time he said "Lay."
Jack was not content, and it wasn't very long before he determined to
have another try at his luck up there at the top of the beanstalk. So
one fine morning, he got up early, and went on to the beanstalk, and he
climbed and he climbed and he climbed and he climbed till he got to the
top. But this time he knew better than to go straight to the ogre's
house. And when he got near it he waited behind a bush till he saw the
ogre's wife come out with a pail to get some water, and then he crept
into the house and got into the copper. He hadn't been there long when
he heard thump! thump! thump! as before, and in come the ogre and his
"Fee-fi-fo-fum, I smell the blood of an Englishman," cried out the ogre; "I smell him, wife, I smell him."
you, my dearie?" says the ogre's wife. "Then if it's that little rogue
that stole your gold and the hen that laid the golden eggs he's sure to
have got into the oven." And they both rushed to the oven. But Jack
wasn't there, luckily, and the ogre's wife said: "There you are again
with your fee-fi-fo-fum. Why of course it's the laddie you caught last
night that I've broiled for your breakfast. How forgetful I am, and how
careless you are not to tell the difference between a live un and a
the ogre sat down to the breakfast and ate it, but every now and then
he would mutter: "Well, I could have sworn——" and he'd get up and
search the larder and the cupboards, and everything, only luckily he
didn't think of the copper.
breakfast was over, the ogre called out: "Wife, wife, bring me my
golden harp." So she brought it and put it on the table before him.
Then he said: "Sing!" and the golden harp sang most beautifully. And it
went on singing till the ogre fell asleep, and commenced to snore like
Jack lifted up the copper-lid very quietly and got down like a mouse
and crept on hands and knees till he got to the table when he got up
and caught hold of the golden harp and dashed with it towards the door.
But the harp called out quite loud: "Master! Master!" and the ogre woke
up just in time to see Jack running off with his harp.
ran as fast as he could, and the ogre came rushing after, and would
soon have caught him only Jack had a start and dodged him a bit and
knew where he was going. When he got to the beanstalk the ogre was not
more than twenty yards away when suddenly he saw Jack disappear like,
and when he got up to the end of the road he saw Jack underneath
climbing down for dear life.
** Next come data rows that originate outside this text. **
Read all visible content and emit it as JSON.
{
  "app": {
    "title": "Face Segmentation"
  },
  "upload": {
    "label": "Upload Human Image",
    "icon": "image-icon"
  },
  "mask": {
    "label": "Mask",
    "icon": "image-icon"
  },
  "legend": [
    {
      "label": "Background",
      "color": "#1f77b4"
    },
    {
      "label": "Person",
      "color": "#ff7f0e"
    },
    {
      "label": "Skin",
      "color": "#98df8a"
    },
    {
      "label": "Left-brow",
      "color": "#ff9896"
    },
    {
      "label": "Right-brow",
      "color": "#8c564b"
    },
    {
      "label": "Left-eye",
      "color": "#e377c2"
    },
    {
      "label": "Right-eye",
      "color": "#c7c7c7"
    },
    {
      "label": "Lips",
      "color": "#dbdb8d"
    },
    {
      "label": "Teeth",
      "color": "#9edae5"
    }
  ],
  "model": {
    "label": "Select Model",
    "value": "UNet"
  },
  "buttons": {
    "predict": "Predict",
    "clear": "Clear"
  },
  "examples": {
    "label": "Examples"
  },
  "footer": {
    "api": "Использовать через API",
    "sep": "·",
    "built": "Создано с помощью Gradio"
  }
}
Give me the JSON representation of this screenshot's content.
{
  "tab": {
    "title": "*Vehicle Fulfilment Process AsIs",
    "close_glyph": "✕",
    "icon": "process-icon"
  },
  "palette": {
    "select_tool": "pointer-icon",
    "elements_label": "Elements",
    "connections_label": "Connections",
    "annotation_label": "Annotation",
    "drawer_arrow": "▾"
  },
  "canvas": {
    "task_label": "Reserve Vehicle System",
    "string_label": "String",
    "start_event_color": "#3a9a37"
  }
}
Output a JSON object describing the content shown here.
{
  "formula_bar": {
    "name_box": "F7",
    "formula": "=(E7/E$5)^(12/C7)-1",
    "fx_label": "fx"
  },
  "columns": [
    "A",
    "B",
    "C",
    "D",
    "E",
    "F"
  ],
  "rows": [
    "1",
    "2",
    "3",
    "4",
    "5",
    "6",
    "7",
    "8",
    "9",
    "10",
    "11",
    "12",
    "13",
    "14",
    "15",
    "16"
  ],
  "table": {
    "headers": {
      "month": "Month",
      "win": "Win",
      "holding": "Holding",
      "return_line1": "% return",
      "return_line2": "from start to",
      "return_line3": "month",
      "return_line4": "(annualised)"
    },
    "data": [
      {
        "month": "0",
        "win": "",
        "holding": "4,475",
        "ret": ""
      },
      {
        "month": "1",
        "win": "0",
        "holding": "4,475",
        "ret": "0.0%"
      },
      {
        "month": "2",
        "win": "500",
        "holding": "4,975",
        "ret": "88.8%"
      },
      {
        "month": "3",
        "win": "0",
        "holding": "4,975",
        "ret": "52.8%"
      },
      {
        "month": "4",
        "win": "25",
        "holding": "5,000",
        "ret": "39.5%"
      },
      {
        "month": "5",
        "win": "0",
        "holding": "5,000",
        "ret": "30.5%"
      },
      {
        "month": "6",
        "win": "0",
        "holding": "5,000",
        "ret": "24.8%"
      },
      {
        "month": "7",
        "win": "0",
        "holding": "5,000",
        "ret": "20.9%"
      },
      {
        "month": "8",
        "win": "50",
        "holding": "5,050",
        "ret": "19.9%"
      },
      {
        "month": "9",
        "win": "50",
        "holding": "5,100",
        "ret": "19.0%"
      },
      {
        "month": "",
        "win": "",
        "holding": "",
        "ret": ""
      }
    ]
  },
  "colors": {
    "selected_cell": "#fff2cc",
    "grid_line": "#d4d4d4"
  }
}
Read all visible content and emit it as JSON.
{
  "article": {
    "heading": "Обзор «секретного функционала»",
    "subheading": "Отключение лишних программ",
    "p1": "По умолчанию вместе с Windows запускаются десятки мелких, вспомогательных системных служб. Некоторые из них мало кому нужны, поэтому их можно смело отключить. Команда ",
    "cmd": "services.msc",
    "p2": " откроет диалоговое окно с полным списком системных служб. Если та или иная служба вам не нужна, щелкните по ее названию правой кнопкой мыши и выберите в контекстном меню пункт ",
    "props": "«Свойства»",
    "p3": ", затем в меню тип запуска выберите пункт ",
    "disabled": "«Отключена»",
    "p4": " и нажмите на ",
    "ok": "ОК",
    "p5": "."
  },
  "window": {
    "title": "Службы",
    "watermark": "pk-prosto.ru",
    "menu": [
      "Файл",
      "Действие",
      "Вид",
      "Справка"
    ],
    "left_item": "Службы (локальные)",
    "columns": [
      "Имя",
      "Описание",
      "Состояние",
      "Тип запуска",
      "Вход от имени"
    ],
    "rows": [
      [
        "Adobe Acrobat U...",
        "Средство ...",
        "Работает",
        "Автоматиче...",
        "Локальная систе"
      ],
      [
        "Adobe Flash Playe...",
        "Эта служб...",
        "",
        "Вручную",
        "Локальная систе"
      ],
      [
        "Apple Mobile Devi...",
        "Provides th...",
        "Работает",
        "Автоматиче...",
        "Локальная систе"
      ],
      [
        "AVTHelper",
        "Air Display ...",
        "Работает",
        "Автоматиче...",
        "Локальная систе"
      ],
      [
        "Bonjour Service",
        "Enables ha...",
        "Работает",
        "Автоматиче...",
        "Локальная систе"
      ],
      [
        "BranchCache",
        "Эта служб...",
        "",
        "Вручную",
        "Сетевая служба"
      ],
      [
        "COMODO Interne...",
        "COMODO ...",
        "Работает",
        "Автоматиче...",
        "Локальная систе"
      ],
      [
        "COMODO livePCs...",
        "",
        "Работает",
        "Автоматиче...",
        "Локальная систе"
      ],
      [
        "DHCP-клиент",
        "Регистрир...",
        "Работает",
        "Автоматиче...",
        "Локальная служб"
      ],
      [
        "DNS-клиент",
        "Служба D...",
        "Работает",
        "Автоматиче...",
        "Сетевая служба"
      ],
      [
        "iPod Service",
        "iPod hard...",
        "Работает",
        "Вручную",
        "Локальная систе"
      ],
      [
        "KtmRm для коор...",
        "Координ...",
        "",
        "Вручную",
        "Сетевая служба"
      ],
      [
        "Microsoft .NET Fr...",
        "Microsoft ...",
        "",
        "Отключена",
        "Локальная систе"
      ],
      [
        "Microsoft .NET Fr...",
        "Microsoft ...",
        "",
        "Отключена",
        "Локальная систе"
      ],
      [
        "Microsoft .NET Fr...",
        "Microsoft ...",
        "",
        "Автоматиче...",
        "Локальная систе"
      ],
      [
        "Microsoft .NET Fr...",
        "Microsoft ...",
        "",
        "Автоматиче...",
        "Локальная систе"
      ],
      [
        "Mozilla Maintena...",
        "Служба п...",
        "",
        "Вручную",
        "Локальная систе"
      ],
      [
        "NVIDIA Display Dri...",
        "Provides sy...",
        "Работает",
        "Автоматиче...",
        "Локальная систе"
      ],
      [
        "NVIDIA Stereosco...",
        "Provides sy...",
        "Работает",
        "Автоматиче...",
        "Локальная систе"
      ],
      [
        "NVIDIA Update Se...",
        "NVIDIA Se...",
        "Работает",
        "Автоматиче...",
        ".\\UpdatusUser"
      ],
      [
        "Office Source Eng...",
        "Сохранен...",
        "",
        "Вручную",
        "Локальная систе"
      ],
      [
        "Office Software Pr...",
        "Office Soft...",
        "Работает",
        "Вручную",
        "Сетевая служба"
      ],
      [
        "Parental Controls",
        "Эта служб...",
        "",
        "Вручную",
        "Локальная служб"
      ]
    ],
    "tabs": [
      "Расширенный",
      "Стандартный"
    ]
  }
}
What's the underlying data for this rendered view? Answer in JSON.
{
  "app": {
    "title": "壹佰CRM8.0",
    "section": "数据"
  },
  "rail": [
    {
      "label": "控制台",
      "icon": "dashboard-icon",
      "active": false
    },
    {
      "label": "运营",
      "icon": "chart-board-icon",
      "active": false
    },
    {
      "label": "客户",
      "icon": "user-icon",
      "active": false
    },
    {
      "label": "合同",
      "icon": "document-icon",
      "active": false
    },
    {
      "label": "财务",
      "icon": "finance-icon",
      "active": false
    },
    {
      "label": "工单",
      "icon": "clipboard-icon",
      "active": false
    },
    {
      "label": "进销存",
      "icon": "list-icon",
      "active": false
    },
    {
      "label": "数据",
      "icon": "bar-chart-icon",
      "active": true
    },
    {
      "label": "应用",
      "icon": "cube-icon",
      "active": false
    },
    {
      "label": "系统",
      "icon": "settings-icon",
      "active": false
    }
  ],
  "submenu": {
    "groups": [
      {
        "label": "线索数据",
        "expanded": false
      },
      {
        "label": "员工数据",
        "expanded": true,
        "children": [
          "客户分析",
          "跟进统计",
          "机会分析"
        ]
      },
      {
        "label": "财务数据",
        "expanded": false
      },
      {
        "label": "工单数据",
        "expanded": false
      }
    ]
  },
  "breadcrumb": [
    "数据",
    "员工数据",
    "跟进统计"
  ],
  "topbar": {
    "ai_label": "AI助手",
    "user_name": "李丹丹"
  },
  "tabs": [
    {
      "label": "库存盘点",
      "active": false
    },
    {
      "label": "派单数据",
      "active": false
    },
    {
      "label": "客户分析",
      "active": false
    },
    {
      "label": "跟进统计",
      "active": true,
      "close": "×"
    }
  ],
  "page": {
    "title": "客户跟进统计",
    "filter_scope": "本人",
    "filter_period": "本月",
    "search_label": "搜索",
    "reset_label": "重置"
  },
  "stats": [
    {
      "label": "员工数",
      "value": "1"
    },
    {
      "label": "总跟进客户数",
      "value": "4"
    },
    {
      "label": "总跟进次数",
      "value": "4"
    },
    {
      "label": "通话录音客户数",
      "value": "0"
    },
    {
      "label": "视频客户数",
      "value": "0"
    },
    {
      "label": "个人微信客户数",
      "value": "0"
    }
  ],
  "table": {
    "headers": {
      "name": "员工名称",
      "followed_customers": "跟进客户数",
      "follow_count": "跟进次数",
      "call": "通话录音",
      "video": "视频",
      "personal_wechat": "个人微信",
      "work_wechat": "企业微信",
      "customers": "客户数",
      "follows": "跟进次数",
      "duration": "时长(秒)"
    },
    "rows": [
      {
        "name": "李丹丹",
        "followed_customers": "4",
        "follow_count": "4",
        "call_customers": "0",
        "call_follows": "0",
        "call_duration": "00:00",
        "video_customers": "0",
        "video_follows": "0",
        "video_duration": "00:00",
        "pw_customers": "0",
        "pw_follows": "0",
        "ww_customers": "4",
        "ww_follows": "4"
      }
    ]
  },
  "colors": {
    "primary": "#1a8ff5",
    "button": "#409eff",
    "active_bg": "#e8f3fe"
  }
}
Well, the ogre didn't like trusting
himself to such a ladder, and he stood and waited, so Jack got another
start. But just then the harp cried out: "Master! master!" and the ogre
swung himself down on to the beanstalk which shook with his weight.
Down climbs Jack, and after him climbed the ogre. By this time Jack had
climbed down and climbed down and climbed down till he was very nearly
home. So he called out: "Mother! mother! bring me an axe, bring me an
axe." And his mother came rushing out with the axe in her hand, but
when she came to the beanstalk she stood stock still with fright for
there she saw the ogre just coming down below the clouds.
Jack jumped down and got hold of the axe and gave a chop at the
beanstalk which cut it half in two. The ogre felt the beanstalk shake
and quiver so he stopped to see what was the matter. Then Jack gave
another chop with the axe, and the beanstalk was cut in two and began
to topple over. Then the ogre fell down and broke his crown, and the
beanstalk came toppling after.
Jack showed his mother his golden harp, and what with showing that and
selling the golden eggs, Jack and his mother became very rich, and he
married a great princess, and they lived happy ever after.